Supplied records Start Marker

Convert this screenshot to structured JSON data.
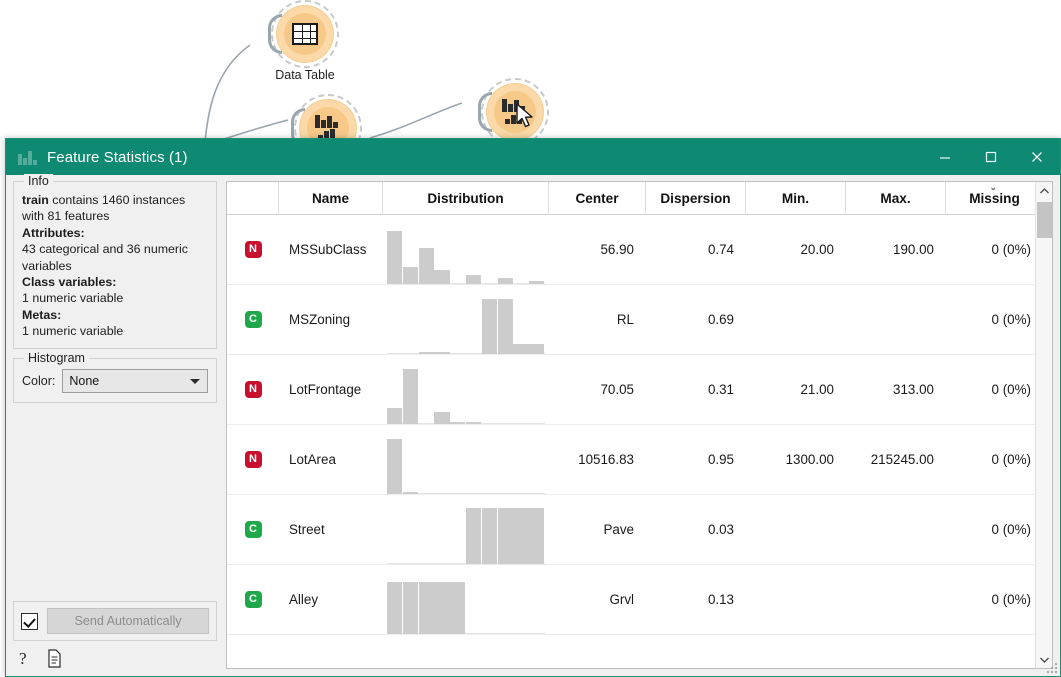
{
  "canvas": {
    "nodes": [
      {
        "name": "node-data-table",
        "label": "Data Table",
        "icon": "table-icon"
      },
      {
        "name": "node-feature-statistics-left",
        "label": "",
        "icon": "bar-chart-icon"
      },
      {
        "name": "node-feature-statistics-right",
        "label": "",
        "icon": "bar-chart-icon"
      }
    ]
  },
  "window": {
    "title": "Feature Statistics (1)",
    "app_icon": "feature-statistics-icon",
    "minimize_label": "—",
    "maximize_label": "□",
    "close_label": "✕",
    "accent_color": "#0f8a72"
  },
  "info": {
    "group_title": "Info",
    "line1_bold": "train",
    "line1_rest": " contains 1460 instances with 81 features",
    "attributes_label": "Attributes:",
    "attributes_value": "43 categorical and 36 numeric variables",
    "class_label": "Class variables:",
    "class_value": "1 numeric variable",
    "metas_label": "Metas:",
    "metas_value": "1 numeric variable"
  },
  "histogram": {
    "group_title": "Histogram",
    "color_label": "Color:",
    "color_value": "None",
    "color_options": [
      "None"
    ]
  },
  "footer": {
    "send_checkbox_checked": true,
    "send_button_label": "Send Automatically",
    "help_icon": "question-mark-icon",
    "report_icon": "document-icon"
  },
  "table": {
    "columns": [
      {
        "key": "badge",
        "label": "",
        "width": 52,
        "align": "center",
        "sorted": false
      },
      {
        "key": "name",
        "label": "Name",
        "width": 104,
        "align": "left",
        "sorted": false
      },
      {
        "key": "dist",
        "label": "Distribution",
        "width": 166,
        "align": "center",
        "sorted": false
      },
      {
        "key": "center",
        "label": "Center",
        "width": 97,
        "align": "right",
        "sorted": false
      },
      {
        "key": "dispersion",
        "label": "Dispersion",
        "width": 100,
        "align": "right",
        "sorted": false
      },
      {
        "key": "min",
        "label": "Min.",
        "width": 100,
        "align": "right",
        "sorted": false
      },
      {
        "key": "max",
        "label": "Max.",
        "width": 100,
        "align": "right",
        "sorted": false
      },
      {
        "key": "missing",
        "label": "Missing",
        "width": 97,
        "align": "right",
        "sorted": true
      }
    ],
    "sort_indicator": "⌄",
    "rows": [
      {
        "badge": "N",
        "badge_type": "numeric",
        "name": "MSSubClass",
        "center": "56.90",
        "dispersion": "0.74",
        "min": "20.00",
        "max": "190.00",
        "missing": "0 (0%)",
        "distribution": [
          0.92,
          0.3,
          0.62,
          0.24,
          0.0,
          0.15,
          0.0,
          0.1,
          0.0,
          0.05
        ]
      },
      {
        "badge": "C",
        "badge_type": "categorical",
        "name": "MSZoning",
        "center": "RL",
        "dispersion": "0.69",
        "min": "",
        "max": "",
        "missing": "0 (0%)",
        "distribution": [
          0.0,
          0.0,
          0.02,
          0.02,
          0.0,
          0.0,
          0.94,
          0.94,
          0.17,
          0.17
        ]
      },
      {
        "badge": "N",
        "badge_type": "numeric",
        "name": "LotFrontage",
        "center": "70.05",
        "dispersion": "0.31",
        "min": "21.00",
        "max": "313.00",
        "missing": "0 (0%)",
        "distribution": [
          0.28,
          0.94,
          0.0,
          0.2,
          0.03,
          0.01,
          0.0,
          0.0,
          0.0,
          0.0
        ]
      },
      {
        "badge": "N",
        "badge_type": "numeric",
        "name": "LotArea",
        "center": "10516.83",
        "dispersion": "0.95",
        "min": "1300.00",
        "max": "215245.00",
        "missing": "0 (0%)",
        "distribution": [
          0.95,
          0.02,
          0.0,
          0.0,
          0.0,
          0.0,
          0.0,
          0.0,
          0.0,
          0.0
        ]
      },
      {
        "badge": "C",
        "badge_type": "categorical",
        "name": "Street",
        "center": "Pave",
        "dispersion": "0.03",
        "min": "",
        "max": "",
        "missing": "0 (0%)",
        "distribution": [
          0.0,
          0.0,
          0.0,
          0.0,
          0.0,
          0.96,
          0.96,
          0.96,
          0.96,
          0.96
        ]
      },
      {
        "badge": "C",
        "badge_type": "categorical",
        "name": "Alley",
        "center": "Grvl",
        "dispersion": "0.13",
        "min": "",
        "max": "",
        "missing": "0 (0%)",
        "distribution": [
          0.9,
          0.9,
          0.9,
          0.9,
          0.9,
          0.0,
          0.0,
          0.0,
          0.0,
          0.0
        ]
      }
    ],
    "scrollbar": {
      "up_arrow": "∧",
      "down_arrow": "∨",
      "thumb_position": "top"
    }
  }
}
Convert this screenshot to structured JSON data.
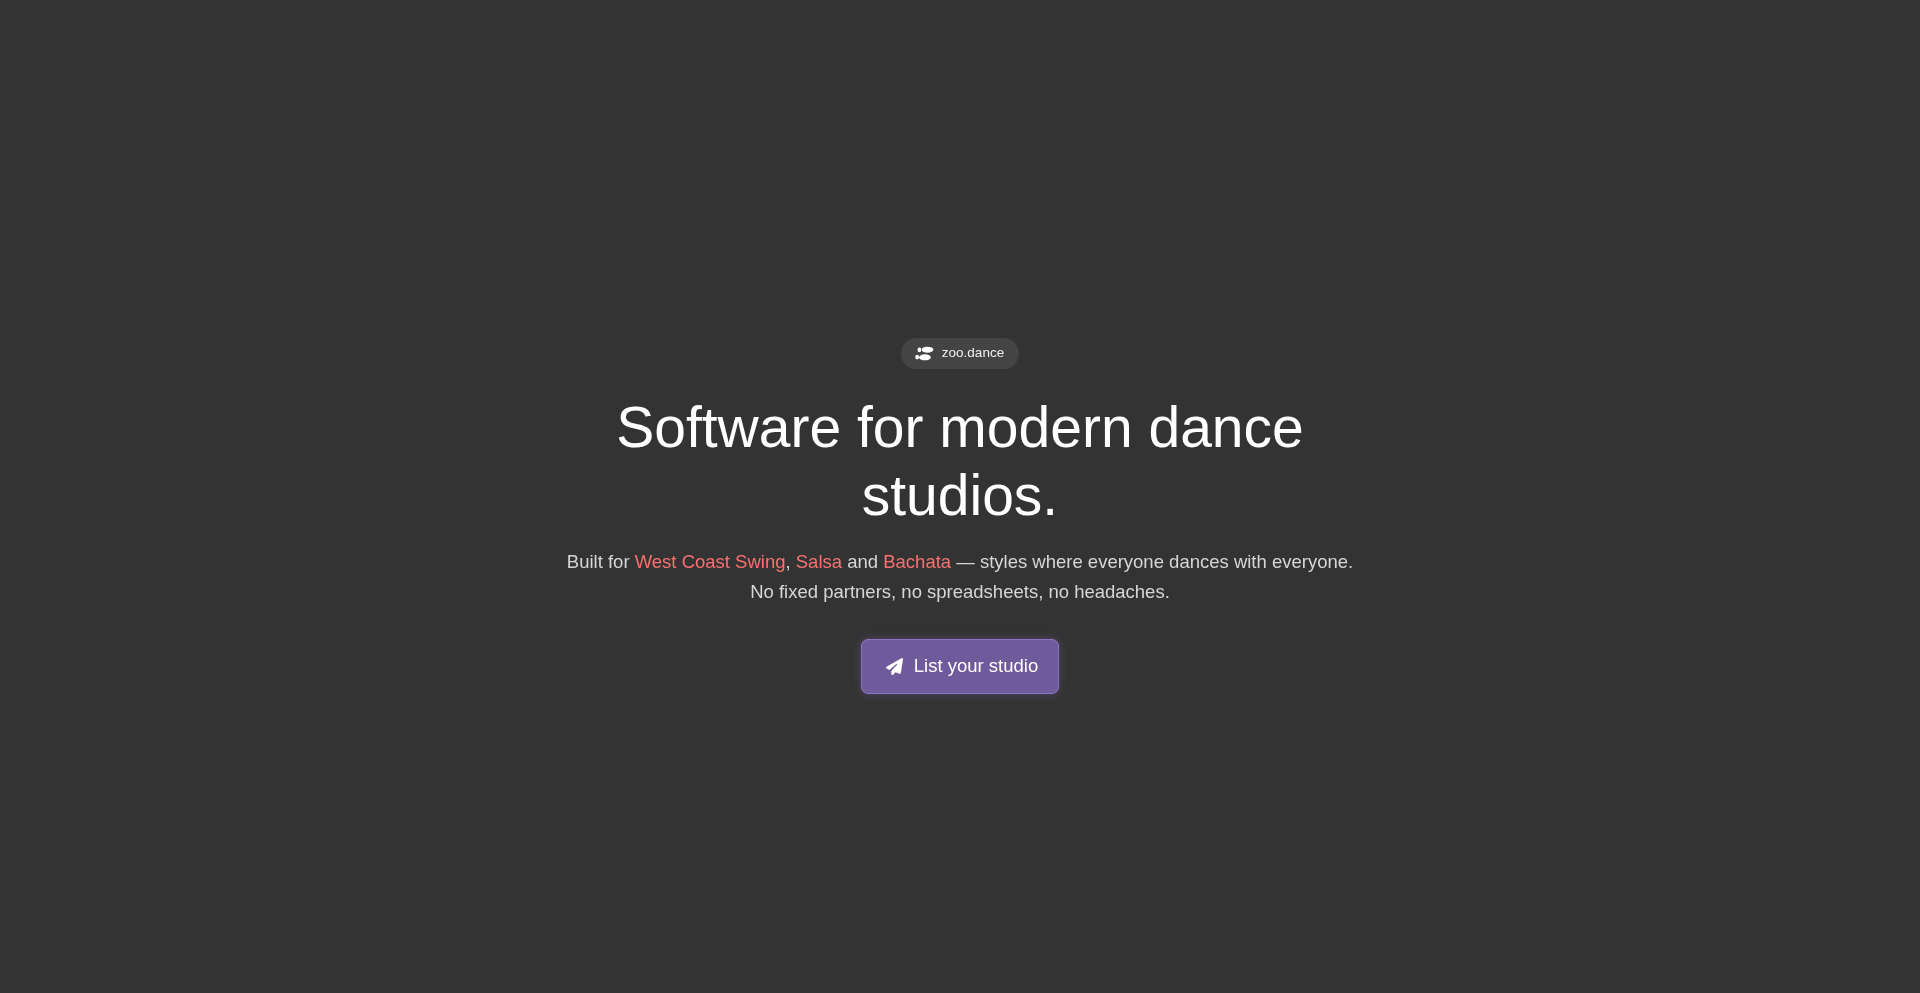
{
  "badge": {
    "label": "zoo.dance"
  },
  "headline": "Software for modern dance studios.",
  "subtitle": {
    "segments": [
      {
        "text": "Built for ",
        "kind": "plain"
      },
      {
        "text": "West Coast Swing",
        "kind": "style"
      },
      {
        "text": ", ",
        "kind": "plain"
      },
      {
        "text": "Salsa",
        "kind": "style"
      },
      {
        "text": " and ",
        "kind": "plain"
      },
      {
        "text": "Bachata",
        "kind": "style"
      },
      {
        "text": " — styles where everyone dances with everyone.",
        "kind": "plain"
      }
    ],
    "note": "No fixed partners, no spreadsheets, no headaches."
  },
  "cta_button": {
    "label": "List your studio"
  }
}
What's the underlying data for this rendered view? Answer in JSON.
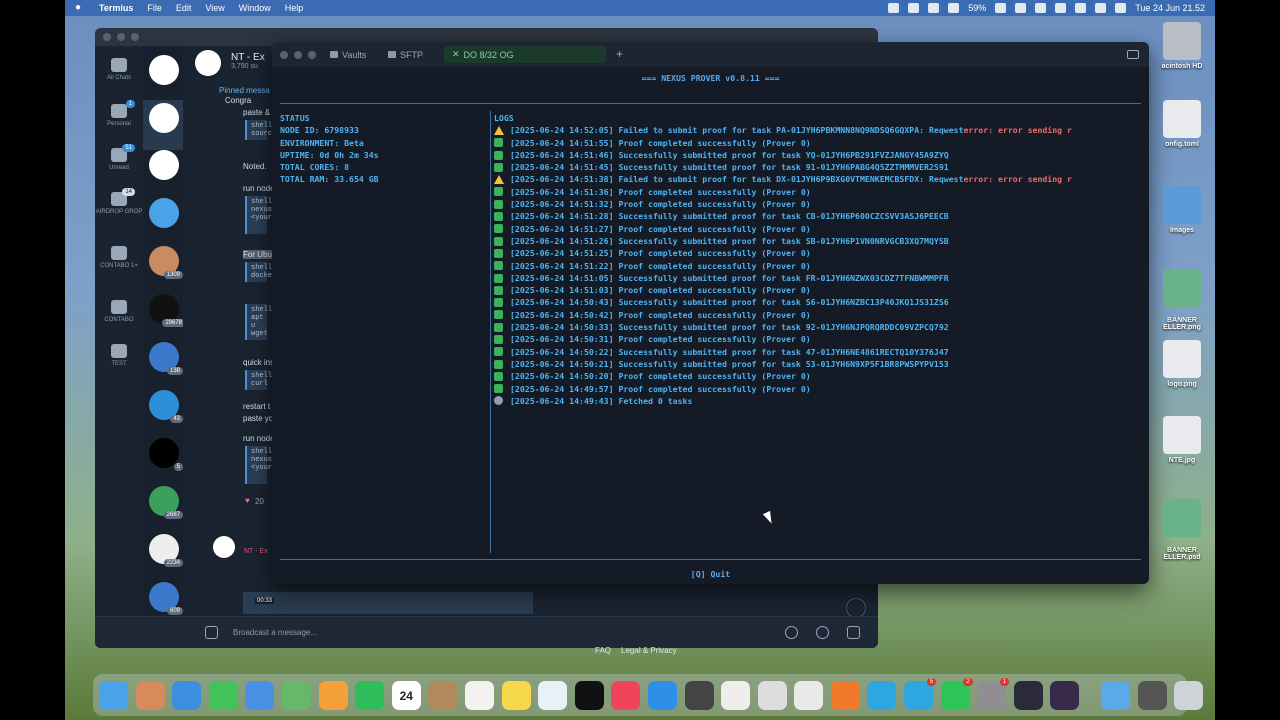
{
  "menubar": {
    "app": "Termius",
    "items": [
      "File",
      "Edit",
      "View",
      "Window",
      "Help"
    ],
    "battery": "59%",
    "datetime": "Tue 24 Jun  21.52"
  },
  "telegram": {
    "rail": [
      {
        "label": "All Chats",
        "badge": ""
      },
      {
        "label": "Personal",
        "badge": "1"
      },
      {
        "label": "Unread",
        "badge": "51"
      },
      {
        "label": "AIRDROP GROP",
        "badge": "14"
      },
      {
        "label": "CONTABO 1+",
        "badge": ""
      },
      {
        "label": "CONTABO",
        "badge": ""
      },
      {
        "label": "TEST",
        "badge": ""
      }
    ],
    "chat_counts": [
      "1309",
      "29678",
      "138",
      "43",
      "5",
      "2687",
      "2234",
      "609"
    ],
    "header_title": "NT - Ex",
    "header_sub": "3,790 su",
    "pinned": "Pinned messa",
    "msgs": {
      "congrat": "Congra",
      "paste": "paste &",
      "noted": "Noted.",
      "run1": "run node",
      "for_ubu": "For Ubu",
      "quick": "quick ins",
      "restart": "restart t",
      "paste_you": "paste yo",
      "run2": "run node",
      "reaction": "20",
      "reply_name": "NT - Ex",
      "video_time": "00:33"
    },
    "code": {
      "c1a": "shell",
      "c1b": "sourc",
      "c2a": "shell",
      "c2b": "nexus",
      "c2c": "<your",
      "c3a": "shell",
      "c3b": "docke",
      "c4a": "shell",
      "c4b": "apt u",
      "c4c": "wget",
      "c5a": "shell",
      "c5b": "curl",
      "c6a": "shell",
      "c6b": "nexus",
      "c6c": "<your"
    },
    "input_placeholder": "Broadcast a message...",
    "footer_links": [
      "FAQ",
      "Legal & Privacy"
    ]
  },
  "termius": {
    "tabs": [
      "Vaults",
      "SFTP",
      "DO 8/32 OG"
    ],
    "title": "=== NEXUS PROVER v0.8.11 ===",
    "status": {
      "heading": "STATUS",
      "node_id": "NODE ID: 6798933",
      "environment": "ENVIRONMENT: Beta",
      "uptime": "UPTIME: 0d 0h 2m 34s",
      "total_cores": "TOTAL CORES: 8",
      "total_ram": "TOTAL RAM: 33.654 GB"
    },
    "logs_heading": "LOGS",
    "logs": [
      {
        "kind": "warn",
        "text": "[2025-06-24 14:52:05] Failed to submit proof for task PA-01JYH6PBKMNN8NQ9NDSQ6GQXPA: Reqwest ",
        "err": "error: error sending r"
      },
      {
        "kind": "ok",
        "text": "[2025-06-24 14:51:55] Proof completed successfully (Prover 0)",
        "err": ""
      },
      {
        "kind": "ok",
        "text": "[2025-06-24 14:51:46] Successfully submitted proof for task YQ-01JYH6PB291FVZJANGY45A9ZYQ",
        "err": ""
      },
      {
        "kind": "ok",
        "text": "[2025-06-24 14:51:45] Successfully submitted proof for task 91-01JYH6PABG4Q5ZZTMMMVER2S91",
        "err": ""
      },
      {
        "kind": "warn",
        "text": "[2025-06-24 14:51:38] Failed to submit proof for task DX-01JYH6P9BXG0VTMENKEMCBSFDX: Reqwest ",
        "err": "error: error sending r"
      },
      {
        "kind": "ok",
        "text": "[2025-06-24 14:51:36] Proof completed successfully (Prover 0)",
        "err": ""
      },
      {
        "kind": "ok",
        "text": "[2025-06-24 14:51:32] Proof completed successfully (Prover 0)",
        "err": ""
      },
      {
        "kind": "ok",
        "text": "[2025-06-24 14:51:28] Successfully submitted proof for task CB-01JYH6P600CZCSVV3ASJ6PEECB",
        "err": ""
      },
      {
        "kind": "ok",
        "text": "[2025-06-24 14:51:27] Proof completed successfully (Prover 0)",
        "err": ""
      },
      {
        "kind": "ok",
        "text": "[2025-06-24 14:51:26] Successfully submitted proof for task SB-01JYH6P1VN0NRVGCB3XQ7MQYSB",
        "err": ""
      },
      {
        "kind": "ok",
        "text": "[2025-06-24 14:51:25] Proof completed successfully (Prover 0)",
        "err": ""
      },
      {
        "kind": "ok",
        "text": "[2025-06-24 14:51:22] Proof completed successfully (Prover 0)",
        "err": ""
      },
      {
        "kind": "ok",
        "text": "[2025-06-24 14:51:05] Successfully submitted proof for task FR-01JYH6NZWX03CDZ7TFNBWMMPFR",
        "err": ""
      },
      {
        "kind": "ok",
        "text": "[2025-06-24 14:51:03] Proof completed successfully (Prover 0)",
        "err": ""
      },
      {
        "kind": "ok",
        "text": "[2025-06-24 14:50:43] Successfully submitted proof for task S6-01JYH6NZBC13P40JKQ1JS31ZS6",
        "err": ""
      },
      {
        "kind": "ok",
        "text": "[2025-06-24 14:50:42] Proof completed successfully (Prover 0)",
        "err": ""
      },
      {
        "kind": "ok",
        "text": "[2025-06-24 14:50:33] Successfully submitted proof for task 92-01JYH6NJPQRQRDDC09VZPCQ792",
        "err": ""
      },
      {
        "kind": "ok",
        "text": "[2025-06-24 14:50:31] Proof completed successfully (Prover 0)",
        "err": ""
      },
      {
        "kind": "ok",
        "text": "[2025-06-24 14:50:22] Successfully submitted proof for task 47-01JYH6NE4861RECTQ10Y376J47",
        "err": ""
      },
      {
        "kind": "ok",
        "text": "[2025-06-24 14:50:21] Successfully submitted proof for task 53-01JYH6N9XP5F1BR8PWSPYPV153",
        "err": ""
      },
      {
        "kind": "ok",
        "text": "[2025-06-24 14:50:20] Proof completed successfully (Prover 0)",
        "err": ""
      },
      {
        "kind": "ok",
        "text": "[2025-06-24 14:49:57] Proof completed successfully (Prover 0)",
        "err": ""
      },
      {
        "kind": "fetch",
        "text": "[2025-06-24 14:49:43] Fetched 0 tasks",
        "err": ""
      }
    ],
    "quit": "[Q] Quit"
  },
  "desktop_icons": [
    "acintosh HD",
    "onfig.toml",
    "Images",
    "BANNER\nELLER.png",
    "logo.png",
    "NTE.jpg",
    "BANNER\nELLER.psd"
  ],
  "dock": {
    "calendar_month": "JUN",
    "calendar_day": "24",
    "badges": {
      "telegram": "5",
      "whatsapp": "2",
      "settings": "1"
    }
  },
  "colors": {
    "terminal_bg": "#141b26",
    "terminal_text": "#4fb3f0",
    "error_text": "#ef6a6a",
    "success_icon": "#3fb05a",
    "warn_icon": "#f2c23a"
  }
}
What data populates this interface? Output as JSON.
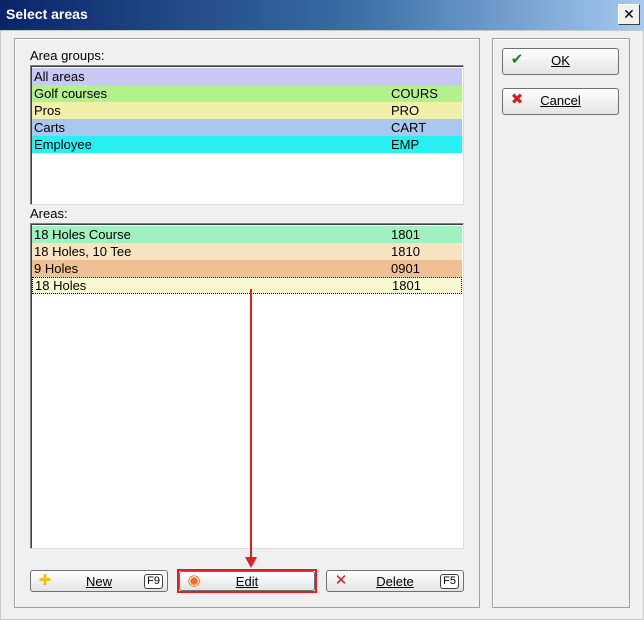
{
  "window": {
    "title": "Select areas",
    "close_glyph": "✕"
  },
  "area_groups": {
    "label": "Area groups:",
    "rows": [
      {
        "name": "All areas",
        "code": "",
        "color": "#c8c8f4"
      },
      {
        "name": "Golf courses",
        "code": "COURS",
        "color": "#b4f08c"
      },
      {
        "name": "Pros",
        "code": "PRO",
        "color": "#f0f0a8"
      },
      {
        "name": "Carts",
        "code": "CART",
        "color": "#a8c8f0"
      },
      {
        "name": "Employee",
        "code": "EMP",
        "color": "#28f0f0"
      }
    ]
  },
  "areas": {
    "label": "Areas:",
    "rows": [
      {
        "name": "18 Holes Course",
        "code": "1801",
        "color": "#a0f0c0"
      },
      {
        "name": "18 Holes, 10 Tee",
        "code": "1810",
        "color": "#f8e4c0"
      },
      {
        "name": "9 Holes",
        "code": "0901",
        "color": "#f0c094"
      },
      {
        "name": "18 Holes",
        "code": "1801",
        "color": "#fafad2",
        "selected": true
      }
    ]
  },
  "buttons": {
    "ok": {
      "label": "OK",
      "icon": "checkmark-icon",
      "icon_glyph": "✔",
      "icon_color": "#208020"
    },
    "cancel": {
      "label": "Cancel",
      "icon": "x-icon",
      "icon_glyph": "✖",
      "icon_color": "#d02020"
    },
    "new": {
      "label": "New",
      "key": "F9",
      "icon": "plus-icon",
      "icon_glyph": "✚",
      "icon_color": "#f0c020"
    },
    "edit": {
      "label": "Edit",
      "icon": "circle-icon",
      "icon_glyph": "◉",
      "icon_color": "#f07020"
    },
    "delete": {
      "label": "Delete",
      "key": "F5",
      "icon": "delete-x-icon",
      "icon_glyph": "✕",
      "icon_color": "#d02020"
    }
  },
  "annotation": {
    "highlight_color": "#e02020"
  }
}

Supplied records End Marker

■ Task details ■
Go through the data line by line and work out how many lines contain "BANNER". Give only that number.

■ Expected answer ■
2